What is expected: Go through the entries below and copy every line that holds the word "JSON".

Interface dataset entries
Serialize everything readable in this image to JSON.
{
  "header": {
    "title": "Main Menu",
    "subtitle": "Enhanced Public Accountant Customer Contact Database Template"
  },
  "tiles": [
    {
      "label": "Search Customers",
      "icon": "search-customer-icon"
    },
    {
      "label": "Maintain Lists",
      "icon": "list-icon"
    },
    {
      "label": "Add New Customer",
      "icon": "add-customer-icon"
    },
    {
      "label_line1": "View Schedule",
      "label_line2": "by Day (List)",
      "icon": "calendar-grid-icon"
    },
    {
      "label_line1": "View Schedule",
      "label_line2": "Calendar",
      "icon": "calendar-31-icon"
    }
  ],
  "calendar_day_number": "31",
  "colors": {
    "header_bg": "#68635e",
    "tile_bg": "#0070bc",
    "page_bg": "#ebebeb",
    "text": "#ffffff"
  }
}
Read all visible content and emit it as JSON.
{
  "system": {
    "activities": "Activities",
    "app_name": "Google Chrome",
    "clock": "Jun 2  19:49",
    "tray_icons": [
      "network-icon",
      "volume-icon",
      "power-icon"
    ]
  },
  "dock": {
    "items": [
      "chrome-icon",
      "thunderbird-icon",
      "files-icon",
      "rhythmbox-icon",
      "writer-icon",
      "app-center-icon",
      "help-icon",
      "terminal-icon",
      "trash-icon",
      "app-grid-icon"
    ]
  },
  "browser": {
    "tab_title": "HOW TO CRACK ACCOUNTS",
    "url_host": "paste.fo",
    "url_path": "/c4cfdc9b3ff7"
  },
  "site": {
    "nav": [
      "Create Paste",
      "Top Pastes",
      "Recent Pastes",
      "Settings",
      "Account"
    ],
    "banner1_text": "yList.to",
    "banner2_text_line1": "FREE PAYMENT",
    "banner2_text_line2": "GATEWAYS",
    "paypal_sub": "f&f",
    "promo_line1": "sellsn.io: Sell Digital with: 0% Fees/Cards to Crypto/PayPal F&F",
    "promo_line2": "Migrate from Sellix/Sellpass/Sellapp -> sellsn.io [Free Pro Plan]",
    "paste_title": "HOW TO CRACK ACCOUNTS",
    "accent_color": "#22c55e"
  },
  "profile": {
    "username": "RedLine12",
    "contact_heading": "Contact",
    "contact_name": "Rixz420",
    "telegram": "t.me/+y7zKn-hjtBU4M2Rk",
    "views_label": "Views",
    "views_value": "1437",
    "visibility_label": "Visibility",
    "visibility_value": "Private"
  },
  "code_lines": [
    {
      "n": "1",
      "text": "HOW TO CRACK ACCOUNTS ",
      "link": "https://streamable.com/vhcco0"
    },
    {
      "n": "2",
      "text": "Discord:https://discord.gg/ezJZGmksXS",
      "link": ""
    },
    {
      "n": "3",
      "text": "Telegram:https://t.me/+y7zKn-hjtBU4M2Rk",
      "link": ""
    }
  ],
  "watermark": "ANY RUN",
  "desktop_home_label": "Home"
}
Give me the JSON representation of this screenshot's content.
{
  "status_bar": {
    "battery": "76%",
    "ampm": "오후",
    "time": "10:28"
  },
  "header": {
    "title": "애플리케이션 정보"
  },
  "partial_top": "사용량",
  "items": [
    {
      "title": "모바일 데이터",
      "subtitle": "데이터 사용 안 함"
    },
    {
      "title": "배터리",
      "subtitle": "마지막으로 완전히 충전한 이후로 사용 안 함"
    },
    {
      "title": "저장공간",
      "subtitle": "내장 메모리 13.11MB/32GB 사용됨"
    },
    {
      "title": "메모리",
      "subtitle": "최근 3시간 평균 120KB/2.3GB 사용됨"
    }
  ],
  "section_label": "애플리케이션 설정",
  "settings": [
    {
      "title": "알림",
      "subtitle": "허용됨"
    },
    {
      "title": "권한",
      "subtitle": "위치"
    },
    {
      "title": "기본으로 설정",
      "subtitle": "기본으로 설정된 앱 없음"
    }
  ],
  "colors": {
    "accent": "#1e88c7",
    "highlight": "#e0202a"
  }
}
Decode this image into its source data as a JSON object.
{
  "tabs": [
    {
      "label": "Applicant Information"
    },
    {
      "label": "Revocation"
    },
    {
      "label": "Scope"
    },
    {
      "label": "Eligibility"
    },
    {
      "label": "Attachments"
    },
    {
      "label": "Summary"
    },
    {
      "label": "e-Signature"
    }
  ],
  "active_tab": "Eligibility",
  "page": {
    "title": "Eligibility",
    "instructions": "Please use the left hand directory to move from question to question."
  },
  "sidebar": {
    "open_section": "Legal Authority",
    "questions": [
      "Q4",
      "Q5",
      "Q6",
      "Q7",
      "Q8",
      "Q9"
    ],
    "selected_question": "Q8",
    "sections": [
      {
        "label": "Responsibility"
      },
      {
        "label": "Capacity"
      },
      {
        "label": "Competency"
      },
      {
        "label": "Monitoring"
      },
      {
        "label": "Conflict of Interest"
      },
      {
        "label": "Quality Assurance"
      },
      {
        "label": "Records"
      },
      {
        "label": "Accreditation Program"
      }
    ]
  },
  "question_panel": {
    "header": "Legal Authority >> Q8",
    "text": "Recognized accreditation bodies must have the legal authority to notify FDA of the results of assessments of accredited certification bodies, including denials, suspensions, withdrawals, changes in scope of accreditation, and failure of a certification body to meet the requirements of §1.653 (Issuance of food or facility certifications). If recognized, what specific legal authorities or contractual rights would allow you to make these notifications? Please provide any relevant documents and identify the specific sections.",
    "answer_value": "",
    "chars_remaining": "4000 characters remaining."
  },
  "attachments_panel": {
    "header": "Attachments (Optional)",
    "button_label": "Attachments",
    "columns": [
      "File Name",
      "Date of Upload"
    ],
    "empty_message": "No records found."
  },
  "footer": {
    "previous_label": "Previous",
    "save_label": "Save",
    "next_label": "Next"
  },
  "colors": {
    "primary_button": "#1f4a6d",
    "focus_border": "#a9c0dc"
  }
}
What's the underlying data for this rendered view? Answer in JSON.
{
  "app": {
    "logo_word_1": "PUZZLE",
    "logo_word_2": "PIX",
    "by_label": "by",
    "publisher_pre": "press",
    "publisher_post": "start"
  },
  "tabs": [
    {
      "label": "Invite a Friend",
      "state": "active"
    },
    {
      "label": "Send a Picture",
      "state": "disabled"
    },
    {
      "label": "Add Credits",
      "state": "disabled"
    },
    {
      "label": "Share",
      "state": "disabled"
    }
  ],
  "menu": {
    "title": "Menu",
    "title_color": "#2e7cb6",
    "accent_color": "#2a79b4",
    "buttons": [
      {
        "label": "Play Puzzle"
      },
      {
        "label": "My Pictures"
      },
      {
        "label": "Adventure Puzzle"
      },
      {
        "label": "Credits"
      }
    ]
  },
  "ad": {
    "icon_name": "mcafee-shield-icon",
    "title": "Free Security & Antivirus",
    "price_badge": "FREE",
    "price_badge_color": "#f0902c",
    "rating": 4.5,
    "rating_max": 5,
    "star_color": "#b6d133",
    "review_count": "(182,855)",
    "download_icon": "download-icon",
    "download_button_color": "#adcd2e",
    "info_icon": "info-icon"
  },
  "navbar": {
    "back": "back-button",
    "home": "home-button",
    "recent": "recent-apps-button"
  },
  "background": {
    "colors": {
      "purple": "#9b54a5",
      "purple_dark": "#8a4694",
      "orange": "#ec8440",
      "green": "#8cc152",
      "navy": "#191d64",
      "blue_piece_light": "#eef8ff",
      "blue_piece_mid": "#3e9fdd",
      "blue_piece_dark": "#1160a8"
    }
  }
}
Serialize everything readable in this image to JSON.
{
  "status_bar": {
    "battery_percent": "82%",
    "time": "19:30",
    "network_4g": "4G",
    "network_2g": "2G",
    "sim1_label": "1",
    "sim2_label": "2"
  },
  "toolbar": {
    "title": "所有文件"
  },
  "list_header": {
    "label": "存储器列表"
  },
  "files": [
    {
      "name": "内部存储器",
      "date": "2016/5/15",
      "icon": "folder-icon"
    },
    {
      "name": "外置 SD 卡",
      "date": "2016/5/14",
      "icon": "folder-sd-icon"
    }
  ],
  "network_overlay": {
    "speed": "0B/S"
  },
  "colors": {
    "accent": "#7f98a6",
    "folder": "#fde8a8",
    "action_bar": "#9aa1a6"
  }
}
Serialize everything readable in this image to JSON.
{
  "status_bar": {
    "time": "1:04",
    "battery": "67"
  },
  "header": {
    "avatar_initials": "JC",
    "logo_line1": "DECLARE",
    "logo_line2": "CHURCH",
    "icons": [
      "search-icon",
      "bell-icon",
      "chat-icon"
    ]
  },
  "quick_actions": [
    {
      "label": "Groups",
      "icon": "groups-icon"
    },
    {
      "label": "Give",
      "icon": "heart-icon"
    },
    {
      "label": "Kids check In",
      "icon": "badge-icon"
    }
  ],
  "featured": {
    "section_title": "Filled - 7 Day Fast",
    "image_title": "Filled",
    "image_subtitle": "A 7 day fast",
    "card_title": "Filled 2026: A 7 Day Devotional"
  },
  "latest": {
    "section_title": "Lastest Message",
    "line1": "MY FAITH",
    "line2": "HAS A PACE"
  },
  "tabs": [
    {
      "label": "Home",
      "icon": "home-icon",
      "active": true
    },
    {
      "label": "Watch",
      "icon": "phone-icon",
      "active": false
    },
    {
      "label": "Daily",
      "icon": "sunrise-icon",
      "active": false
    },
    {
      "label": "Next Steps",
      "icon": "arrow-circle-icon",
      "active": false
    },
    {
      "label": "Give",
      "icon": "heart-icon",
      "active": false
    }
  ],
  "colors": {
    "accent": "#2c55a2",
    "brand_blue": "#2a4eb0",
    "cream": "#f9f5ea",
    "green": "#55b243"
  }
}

Reply to the task:
Serialize everything readable in this image to JSON.
Read all visible content and emit it as JSON.
Give me the JSON representation of this screenshot's content.
Decode this image into its source data as a JSON object.
What's the underlying data for this rendered view? Answer in JSON.
Serialize everything readable in this image to JSON.
Serialize everything readable in this image to JSON.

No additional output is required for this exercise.